He replied, It takes two to tango Myrna. We could not have done it without each other.
The rectangle that served as a doorway to the cluttered carport framed the stocky figure of a man. Five foot ten, one hundred and ninety pounds of Joe Sawchuk was trying to accomplish a physical impossibility. Trying to peer around the doorway to see his roses while remaining in the shade of the eave to escape the dehydrating rays of the Florida noon day sun. “I wish” thought he “that I had one of those energy crunch investigators staked out here over a fire ant hill. Along with one of those chamber of commerce promoters. It might give them a better insight into the blessings of living in Florida.”
He smiled at the picture he’d conjured up in his mind of two naked fat men squirming as they were inundated with ants. With that thought he retreated back into the shade offered by the house. A little girl voice intruded, shredding the mental picture. The words, indistinct, were apparently directed to the cat that lived next door. Words of cajolery to Fluffy
There was supposed to be no one home at the McDonald residence. Mrs. McDonald had asked Joe to keep an eye on the place while she and her kids were out of town for a few days. They intended to relocate elsewhere. Cats don’t belong to people. People belong to them. Cats tolerate people as long as they pet them and feed them. They’re loyal as long as it is in their interest. He’d agreed to feed the cat because he liked the McDonalds not the cat. He felt bad about the prospect of losing good neighbors.
The voice continued, still indistinct. He could see a small portion of the neighboring carport but no sign of Fluffy or the garrulous girl. Nonchalantly, he made his way to the carport, whence came the voice. Then he espied them; a little girl about age ten and a friend of the McDonalds, standing with Fluffy in her arms. She petted him as he paid absolutely no attention to her.

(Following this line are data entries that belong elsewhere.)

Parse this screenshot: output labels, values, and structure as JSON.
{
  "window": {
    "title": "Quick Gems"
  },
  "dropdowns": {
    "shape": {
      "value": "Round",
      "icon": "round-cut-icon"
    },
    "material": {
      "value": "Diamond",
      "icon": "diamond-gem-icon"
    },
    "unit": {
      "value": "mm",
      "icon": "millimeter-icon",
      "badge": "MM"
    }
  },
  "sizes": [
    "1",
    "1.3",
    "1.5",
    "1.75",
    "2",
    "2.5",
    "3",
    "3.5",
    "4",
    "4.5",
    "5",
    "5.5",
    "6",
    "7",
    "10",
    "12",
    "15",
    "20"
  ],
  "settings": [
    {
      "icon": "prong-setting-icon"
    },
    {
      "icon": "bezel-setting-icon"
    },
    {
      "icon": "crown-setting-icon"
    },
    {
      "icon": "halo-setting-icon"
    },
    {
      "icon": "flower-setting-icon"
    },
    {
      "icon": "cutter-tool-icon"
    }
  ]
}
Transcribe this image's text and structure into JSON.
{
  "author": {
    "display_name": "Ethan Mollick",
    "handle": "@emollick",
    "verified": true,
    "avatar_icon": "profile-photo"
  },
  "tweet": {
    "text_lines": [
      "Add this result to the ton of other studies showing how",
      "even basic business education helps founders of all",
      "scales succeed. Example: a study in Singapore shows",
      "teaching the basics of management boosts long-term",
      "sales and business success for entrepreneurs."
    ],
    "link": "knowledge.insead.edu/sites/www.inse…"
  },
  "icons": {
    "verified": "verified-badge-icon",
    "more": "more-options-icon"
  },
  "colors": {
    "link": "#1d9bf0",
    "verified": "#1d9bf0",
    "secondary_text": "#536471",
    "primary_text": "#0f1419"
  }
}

Along with Joe, she’d been feeding the cat too. He hoped double rations wouldn’t hurt him. On the other hand he didn’t really care that much. Anyway the animal might be smarter about eating than those who fed him. He might not be given over to gluttony.
Joe addressed her. “You’re Teresa, aren’t you”?
To which she replied sharply and promptly. “No. My name is Natalie.”
Her vehemence made him wonder if he should pursue the conversation.
He apologized for his error with a small shrug. Natalie then proceeded to tell him she lived with her mother and grandmother. In passing she mentioned that Fluffy was pregnant. This unsolicited information caused him to arch his eyebrows.
“Are you quite sure about that Natalie?”
“Oh, yes”, came the instant reply. “See how big her belly is getting.”
He looked at the alleged condition and had to agree. The belly was indeed large.But! The but was that Mrs. McDonald had told him that she had erred in naming the cat.
“It’s a tom”, said Mrs. McDonald.
Somewhat at a loss as to how to explain that the cat was male not female, Joe decided to try anyway.
Against his better judgment he said, ”Uh, Natalie, Fluffy is a tom cat. You know. A boy cat, not a girl cat. Boy cats can’t get pregnant. Okay?”
She shook her head as though he were crazy. Then she turned the cat belly up.
“See,” she said, pointing at the general area between the beast’s legs. “There’s nothing sticking out”.
He had to agree there was nothing to be seen, however he was not quite ready to be buffaloed by this very certain ten year old girl.
“Okay, let’s take a look at the back side of this cat.”
So saying he lifted the cat’s tail, revealing a pair of small, but perfectly discernible testicles.
“Did you ever see a girl cat with a pair of those?”
She stared at the exposed genitalia, speechless for a moment, rolling her eyes in
frustration and anger. She tossed her head in disdain as she stamped a small foot.
“I don’t care. It’s a girl cat and she’s pregnant.”
But she dropped the cat. Unceremoniously.
She turned on her heels and walked away. Contemptuously! With disdain written all over her small face.